▶ _What this task involves_:
For the data below, work out how many lines include the string "move" and report only the number.

▶ _The data_:
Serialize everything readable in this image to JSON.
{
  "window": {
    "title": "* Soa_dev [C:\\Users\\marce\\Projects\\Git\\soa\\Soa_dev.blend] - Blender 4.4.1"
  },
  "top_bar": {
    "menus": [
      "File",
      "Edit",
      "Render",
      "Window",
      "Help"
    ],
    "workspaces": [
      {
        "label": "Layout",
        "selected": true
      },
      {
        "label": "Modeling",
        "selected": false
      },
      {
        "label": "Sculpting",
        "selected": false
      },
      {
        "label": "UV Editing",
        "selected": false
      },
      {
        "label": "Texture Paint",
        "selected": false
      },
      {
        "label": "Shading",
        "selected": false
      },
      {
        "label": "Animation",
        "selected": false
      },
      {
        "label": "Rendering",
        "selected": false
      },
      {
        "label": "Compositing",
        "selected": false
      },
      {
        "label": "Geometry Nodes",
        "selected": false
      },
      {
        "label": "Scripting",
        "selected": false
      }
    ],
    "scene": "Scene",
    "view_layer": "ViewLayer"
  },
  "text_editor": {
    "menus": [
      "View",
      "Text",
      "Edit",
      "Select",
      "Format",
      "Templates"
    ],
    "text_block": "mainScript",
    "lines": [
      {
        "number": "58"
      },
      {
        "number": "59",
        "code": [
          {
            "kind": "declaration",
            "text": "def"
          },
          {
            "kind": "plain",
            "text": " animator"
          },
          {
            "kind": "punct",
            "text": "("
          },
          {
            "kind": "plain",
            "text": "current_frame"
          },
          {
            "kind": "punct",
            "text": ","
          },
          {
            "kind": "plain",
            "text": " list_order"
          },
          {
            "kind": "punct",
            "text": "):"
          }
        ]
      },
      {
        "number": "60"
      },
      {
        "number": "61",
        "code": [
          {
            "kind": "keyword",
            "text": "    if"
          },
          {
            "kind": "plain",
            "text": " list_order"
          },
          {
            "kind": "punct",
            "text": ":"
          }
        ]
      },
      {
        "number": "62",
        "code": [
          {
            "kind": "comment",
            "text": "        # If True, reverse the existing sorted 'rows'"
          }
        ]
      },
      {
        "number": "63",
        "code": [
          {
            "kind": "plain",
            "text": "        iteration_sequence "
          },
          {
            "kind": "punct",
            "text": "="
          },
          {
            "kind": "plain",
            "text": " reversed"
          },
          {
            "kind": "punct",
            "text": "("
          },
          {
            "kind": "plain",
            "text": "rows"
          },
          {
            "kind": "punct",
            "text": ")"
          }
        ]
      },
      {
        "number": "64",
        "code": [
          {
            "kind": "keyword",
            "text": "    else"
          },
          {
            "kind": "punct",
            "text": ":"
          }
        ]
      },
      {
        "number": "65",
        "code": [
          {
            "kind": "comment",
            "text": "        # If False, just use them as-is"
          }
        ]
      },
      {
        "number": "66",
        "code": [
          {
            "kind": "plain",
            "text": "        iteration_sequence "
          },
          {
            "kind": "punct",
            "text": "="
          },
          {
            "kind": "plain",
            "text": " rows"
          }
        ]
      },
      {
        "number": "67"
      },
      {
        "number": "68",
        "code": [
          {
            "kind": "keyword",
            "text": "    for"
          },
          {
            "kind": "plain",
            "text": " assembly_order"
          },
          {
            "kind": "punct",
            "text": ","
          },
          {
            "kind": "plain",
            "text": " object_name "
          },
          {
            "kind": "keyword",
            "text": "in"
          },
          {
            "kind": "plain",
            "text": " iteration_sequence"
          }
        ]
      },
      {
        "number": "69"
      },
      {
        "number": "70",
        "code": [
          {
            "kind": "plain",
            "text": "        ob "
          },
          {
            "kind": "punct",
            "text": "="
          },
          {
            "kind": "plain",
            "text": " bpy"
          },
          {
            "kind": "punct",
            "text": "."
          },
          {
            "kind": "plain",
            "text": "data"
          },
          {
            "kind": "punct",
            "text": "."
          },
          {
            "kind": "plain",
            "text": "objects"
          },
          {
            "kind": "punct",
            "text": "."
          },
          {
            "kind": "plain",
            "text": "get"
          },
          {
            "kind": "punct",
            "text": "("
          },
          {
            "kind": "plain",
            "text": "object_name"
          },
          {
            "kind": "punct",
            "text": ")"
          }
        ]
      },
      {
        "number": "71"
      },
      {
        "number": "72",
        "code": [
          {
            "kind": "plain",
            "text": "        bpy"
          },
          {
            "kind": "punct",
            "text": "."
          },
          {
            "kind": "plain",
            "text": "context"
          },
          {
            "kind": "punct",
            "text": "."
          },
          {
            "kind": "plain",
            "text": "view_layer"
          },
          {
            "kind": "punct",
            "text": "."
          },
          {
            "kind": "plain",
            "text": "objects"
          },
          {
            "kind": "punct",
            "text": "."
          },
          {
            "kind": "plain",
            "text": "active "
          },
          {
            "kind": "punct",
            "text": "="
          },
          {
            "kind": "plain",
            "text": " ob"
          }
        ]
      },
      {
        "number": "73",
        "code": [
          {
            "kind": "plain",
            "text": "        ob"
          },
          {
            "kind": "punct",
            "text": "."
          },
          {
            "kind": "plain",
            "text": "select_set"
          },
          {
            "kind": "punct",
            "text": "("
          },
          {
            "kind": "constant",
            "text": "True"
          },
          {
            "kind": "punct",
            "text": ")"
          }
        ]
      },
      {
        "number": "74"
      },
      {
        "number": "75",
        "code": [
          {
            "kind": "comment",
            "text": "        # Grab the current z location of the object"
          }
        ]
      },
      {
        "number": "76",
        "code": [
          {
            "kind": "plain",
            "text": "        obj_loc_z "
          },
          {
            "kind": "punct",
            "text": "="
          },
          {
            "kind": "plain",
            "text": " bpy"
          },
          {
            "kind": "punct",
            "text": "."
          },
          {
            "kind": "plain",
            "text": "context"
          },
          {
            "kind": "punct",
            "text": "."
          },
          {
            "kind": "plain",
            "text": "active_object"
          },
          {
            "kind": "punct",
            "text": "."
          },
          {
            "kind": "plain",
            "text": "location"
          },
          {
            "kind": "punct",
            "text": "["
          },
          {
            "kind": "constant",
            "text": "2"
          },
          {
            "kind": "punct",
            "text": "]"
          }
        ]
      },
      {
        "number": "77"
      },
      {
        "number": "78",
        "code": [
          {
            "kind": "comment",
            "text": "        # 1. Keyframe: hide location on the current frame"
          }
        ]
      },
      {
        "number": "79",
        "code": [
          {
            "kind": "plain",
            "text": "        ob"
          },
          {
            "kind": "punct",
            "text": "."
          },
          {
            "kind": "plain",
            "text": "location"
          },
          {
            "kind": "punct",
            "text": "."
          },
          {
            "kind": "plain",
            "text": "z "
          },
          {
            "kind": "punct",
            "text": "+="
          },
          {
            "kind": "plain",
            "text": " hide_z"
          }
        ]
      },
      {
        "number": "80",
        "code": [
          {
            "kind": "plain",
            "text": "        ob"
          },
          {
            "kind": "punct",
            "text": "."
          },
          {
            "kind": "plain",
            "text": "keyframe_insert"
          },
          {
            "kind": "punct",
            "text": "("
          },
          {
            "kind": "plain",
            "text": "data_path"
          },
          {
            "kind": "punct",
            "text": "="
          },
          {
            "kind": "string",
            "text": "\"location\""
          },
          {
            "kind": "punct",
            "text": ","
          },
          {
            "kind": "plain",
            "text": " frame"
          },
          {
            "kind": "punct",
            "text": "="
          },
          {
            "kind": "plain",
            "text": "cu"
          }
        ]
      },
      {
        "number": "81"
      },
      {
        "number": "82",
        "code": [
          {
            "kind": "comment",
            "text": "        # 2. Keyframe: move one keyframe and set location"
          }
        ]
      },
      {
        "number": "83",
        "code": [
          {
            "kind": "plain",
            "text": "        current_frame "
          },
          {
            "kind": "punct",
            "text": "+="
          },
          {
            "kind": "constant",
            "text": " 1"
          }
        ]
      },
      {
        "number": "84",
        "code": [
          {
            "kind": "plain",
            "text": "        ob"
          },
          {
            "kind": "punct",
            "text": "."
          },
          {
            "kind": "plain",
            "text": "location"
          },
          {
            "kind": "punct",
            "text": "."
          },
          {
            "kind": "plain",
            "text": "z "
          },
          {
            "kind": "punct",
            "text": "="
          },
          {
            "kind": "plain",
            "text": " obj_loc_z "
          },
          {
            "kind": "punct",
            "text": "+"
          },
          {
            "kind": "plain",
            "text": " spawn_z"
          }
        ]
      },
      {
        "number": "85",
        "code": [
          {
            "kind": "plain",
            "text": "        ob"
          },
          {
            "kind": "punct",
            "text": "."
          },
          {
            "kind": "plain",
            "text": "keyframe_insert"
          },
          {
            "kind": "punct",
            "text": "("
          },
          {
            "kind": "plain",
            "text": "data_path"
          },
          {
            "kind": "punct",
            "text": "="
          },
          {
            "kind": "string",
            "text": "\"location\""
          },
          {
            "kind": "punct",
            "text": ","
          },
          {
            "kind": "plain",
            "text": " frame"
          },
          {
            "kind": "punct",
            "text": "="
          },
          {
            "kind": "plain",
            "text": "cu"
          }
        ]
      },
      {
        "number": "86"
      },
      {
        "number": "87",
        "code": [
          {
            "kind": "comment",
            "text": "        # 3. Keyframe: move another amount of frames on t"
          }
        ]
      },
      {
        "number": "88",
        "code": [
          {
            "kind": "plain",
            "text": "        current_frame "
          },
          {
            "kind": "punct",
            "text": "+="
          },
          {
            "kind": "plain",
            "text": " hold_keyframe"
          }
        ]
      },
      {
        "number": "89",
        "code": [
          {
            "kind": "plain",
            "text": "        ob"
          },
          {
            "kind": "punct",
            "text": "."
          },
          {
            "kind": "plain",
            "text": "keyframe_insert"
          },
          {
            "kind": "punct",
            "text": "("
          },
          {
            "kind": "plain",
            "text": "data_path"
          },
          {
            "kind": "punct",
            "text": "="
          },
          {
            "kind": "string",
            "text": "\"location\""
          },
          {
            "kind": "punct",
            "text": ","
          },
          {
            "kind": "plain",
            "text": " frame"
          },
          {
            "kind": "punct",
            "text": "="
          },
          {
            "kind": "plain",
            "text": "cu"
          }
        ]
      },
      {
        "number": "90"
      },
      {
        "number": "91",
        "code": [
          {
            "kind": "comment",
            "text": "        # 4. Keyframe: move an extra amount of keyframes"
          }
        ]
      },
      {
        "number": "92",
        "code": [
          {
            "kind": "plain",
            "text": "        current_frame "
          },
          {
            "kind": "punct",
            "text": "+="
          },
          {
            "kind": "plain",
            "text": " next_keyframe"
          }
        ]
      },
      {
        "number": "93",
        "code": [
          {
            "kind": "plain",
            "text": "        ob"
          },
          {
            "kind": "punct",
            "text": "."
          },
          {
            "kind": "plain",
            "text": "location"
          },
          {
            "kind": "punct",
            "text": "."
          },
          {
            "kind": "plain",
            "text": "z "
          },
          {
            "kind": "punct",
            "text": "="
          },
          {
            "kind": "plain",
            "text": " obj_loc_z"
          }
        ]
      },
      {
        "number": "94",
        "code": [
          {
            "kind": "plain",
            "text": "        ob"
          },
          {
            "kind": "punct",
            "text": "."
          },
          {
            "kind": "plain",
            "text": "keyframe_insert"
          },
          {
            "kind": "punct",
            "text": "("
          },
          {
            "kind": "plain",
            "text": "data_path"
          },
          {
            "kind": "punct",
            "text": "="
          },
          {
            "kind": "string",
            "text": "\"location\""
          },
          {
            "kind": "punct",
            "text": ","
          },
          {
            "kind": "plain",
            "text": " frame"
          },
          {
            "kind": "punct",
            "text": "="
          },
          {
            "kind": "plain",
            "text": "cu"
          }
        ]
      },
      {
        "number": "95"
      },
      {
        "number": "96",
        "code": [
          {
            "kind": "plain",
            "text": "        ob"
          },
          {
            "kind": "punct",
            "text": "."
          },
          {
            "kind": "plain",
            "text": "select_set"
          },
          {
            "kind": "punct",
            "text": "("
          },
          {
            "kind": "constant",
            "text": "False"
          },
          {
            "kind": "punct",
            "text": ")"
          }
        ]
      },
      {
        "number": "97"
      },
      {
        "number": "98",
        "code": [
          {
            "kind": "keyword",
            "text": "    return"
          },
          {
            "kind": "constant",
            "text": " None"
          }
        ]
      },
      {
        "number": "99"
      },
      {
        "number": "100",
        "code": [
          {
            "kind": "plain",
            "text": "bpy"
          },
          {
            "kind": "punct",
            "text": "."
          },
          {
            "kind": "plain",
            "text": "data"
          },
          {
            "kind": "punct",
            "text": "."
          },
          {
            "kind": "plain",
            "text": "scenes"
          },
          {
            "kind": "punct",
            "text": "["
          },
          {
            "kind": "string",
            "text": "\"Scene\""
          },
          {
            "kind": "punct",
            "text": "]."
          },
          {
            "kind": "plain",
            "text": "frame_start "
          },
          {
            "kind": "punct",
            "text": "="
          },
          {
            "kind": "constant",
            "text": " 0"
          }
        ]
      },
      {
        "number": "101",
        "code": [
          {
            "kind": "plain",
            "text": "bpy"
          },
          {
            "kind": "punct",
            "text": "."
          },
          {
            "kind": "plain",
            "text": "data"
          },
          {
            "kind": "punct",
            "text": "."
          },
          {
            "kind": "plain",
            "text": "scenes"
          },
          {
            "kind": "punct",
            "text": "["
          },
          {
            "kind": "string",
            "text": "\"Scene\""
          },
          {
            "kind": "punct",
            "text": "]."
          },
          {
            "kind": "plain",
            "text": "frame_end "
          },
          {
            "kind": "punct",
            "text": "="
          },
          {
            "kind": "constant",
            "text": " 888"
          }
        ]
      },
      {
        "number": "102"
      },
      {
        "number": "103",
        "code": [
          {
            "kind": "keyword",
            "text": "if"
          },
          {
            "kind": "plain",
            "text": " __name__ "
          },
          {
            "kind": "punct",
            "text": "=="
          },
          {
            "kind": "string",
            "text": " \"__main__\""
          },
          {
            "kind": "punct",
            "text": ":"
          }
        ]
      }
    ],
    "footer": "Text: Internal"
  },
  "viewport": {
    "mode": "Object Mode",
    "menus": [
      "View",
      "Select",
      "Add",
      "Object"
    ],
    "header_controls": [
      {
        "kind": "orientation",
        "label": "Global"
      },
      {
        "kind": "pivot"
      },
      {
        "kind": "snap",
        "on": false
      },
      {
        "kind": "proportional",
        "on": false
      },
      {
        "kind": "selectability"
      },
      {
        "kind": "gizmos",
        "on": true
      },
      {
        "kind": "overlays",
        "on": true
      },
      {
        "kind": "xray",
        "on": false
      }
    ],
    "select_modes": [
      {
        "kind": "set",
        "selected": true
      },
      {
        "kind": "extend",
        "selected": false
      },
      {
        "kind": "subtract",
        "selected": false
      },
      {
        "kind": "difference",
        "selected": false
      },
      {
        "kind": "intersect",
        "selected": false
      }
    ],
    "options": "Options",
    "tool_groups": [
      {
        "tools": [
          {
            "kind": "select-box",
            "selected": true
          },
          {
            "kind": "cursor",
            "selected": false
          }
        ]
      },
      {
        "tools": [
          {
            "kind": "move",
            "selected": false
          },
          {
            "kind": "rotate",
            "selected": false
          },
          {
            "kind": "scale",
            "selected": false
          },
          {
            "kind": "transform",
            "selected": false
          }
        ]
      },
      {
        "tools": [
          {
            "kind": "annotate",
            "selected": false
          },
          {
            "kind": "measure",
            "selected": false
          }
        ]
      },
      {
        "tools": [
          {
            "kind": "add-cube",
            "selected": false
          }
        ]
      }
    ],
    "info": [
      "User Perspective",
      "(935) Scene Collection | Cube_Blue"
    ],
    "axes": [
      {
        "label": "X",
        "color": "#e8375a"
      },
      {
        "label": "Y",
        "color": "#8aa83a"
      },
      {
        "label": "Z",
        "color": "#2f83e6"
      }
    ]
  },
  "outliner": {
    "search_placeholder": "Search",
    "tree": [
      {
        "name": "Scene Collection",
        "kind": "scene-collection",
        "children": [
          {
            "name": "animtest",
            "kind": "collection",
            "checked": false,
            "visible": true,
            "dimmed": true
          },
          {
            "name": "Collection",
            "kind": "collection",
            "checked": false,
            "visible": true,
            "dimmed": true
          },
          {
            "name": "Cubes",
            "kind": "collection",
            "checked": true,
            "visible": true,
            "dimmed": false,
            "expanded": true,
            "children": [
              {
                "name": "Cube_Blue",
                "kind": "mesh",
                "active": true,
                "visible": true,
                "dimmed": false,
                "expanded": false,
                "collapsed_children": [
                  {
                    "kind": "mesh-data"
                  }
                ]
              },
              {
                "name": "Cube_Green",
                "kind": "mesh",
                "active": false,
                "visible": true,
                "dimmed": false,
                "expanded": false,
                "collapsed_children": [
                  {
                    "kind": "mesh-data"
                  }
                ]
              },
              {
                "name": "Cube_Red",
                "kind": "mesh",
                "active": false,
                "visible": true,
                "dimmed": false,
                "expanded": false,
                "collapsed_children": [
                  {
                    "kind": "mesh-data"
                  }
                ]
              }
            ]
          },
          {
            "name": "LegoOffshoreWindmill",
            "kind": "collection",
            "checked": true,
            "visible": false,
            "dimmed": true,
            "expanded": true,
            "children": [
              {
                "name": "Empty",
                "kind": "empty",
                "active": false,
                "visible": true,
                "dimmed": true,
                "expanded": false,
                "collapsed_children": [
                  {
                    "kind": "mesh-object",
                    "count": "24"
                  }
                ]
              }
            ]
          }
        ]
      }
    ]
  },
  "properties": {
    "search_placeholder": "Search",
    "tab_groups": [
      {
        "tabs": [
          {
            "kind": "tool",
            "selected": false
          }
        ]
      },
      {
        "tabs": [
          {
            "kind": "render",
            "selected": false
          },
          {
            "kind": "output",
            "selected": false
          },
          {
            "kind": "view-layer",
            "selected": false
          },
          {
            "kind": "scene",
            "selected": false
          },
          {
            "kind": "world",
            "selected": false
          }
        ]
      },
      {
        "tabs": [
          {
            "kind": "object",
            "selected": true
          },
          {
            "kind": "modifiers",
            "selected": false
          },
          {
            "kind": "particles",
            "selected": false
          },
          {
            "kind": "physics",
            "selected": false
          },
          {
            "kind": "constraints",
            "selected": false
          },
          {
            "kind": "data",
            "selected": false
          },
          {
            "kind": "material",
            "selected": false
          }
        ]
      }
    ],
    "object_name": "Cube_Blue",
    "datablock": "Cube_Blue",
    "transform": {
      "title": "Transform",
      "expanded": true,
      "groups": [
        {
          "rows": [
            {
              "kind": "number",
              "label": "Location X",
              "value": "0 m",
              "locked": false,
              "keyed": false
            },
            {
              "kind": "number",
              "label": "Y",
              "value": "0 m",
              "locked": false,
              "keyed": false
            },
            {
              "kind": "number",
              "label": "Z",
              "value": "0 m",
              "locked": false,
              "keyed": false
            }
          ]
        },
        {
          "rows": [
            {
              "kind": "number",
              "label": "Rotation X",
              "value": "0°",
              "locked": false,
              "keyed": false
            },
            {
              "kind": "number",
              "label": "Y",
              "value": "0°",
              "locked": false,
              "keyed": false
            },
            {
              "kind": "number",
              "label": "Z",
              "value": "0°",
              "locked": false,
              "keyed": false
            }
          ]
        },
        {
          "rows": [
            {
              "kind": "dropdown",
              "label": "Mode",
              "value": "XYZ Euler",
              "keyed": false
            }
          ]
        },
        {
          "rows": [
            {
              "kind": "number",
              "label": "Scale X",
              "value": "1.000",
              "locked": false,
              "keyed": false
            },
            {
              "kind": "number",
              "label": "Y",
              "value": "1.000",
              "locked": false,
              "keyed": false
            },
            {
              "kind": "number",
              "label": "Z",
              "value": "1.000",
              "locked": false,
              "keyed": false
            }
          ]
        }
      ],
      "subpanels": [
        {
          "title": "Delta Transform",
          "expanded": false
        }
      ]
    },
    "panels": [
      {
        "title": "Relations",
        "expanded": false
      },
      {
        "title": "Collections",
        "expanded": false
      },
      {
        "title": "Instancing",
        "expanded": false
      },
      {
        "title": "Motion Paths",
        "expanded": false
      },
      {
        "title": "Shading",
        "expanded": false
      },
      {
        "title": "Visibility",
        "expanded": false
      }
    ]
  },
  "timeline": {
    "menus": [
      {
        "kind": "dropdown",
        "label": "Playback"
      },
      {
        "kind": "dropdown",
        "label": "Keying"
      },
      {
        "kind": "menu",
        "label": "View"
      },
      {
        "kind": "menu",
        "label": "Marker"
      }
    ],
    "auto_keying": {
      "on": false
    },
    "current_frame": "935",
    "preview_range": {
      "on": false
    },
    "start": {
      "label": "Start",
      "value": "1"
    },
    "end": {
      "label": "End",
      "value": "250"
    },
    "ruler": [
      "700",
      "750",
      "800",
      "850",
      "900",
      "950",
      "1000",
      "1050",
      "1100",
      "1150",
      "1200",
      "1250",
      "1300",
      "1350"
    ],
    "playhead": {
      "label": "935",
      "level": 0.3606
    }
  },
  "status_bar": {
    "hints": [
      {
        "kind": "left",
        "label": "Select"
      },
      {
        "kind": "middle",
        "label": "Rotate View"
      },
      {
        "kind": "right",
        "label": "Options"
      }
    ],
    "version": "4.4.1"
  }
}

▶ _Answer_:
4